## What you are asked to do
What is the number of lines in the data below that contain "username"? Answer with that number and no other words.

────────────────────

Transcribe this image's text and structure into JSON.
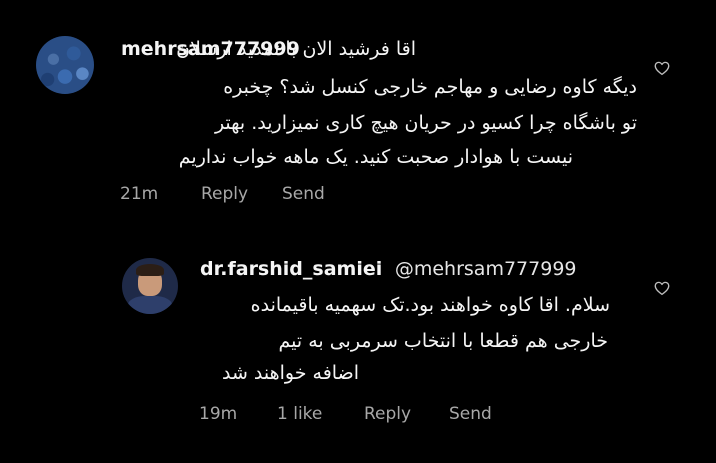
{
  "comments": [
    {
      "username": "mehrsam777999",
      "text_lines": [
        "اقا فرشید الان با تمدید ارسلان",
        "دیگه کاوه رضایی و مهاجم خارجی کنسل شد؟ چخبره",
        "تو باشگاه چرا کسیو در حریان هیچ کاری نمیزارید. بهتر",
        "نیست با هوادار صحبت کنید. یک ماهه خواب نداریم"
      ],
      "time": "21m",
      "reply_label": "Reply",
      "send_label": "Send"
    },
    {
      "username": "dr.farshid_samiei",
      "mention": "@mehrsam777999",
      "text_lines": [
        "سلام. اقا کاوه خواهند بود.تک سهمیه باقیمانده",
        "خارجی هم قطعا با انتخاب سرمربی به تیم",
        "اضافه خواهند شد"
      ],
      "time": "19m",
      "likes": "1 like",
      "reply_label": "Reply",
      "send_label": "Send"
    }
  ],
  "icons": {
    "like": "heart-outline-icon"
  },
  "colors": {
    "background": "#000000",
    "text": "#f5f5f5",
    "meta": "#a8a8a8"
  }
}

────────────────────

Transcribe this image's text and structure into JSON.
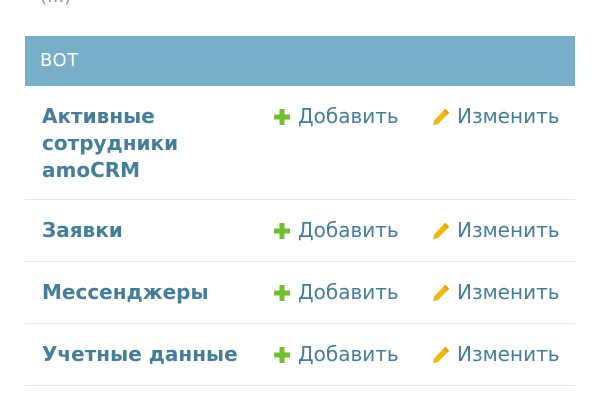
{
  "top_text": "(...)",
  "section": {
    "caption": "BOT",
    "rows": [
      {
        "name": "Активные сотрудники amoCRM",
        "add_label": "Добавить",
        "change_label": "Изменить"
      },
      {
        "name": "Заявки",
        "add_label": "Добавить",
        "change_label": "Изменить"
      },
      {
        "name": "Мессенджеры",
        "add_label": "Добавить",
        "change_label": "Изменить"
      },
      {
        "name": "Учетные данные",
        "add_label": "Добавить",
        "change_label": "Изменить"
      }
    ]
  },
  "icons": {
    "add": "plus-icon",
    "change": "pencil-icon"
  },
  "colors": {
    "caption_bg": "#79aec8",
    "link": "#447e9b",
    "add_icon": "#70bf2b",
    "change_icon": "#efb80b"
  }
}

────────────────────

## Answer to the exercise
2